Mentions: The following experiments were aimed at dissecting if DDX3 is involved in 48S or 80S complex formation of the translation initiation process. For this purpose, we prepared cytoplasmic S10 extracts from Huh7 cells where the level of DDX3 had been significantly reduced to ∼25% of the original level by prior treatment of the cells with one of the DDX3-specific siRNAs (Figure 7A). In accordance with the earlier cell transfection studies (Figure 2), in vitro translation experiments with such ‘DDX3-depleted’ extracts and reporter mRNAs showed a translation activity that was ∼35–50% lower than that of mock-depleted extracts (Supplementary Figure S7).Figure 7.

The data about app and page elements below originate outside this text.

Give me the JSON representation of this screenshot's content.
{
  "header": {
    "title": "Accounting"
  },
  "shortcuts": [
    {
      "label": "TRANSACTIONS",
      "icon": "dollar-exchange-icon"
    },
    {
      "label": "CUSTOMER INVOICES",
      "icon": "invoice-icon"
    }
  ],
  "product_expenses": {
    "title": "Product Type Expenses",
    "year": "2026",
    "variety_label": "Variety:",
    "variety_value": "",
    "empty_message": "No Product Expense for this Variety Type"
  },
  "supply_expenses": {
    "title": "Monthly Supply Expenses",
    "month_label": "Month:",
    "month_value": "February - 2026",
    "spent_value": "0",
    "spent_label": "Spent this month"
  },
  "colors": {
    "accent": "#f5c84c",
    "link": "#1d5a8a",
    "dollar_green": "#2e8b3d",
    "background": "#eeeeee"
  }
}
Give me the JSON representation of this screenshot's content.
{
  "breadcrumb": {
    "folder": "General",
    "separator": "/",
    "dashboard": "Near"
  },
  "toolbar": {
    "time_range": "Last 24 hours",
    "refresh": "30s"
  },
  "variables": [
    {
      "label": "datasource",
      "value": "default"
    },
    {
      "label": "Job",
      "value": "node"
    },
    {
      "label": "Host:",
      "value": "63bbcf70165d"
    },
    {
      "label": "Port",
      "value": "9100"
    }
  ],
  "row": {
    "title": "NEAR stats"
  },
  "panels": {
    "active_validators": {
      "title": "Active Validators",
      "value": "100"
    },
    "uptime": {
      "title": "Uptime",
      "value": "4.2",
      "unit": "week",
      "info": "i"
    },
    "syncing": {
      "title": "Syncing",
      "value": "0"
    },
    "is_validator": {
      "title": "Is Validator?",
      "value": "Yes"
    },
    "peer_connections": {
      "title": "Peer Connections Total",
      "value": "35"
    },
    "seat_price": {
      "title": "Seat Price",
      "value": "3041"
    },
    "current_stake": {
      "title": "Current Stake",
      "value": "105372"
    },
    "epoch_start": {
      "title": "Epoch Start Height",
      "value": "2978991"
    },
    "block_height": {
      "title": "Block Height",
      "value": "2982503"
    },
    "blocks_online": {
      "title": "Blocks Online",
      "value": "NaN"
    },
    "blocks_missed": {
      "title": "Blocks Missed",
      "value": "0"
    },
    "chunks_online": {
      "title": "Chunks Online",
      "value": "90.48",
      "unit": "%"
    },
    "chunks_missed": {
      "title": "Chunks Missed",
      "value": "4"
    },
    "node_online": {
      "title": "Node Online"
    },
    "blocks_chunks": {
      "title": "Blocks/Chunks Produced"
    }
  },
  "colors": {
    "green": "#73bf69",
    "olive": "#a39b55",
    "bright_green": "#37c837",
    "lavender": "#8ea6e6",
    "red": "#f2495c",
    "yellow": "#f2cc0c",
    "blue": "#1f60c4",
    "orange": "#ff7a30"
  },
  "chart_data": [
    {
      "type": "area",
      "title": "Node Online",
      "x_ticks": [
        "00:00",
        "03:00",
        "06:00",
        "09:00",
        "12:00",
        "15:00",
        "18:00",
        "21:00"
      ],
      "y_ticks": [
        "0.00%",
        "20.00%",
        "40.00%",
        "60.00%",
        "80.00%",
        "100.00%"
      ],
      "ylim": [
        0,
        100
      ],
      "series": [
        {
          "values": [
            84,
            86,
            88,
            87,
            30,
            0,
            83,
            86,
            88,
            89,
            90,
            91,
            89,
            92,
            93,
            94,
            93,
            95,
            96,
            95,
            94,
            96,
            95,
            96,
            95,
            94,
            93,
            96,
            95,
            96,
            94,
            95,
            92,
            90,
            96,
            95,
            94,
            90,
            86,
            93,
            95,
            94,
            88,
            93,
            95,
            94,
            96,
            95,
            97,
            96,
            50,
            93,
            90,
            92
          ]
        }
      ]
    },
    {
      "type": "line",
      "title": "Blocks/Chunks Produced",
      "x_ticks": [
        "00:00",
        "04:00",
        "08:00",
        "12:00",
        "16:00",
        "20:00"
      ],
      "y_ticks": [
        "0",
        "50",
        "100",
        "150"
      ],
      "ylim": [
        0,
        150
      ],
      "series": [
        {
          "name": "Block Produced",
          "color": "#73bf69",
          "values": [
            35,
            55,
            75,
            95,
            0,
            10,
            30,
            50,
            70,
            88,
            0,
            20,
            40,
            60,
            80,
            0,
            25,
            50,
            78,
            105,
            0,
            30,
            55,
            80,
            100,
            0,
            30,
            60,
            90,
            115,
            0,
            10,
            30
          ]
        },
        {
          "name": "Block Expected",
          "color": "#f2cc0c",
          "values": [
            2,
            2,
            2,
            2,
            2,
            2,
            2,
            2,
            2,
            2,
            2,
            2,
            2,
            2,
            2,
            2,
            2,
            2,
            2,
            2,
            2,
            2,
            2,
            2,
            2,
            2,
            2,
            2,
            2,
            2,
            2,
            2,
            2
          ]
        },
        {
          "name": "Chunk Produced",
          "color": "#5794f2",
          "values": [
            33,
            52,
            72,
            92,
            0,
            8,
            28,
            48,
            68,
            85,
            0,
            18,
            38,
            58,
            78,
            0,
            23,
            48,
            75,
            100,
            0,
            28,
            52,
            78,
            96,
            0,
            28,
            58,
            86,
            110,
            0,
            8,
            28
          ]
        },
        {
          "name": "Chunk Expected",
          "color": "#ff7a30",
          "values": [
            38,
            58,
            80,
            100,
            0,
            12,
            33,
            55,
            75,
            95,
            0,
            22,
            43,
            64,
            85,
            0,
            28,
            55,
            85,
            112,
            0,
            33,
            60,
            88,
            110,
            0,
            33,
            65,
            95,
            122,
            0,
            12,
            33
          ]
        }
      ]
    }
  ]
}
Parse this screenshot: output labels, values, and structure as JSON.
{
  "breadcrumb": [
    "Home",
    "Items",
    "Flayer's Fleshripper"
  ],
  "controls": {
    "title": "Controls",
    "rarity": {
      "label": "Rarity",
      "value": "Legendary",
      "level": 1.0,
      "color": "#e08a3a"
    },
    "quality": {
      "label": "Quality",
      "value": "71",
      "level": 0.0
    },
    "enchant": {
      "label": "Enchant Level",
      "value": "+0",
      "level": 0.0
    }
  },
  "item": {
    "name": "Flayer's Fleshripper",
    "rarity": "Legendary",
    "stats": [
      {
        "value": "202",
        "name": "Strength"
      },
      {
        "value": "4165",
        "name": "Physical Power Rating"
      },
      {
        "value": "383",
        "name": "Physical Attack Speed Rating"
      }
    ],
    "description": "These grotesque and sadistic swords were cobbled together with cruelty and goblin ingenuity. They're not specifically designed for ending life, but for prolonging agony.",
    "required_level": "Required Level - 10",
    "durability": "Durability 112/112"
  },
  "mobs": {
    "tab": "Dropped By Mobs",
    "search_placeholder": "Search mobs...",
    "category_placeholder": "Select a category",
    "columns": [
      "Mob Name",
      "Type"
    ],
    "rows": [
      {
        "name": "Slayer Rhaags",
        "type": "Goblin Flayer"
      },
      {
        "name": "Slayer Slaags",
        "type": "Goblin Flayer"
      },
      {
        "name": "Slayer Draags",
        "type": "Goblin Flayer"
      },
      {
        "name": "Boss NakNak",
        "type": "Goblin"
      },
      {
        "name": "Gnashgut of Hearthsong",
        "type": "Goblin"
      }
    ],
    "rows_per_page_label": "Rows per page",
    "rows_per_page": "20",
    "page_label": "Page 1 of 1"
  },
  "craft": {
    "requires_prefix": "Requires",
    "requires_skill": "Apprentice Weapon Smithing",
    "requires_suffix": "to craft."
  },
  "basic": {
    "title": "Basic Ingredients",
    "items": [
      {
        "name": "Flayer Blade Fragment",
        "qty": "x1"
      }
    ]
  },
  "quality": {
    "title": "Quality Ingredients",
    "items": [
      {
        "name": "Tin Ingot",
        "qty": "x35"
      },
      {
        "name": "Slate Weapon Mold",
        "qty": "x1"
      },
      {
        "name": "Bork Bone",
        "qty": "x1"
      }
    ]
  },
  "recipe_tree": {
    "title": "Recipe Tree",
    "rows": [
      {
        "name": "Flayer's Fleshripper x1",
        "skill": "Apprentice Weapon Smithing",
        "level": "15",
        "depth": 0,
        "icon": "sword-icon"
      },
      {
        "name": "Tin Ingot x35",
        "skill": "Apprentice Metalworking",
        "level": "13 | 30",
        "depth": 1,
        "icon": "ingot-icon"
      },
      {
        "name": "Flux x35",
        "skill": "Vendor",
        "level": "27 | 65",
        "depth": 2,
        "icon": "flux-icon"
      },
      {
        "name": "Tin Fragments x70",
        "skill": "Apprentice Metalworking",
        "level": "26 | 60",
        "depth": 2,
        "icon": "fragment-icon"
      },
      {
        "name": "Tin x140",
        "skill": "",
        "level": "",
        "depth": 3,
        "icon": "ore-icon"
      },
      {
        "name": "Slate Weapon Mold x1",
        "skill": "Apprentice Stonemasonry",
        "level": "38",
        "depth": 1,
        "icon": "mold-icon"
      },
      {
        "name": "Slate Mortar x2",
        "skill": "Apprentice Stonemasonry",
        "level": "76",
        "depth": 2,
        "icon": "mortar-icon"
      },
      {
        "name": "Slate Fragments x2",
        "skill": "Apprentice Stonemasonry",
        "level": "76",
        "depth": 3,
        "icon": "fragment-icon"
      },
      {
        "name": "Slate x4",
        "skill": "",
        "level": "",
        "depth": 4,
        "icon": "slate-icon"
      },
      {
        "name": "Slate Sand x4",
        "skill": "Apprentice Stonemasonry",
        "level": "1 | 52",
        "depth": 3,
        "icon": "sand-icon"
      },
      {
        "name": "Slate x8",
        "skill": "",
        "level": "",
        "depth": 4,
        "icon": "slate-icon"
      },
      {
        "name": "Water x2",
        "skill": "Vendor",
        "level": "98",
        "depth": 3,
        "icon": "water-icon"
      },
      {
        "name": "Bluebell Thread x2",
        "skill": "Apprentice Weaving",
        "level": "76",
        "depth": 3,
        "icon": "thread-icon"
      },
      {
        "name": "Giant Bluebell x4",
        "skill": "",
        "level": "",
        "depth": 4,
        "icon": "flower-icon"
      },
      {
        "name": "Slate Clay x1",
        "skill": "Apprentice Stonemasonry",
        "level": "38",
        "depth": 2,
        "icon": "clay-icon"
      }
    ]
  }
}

Bottom Line: DDX3 was found to interact in an RNA-independent manner with defined components of the translational pre-initiation complex and to specifically associate with newly assembling 80S ribosomes.DDX3 knock down and in vitro reconstitution experiments revealed a significant function of the protein in the formation of 80S translation initiation complexes.Our study implies that DDX3 assists the 60S subunit joining process to assemble functional 80S ribosomes.

View Article: PubMed Central - PubMed

Affiliation: Institute of Biochemistry and Biotechnology, Faculty of Life Sciences (NFI), Martin Luther University Halle-Wittenberg, Kurt-Mothes-Str. 3, D-06120 Halle/Saale, Germany.

ABSTRACT
The DEAD-box helicase DDX3 has suggested functions in innate immunity, mRNA translocation and translation, and it participates in the propagation of assorted viruses. Exploring initially the role of DDX3 in the life cycle of hepatitis C virus, we observed the protein to be involved in translation directed by different viral internal ribosomal entry sites. Extension of these studies revealed a general supportive role of DDX3 in translation initiation. DDX3 was found to interact in an RNA-independent manner with defined components of the translational pre-initiation complex and to specifically associate with newly assembling 80S ribosomes. DDX3 knock down and in vitro reconstitution experiments revealed a significant function of the protein in the formation of 80S translation initiation complexes. Our study implies that DDX3 assists the 60S subunit joining process to assemble functional 80S ribosomes.

Show MeSH
Related in: MedlinePlus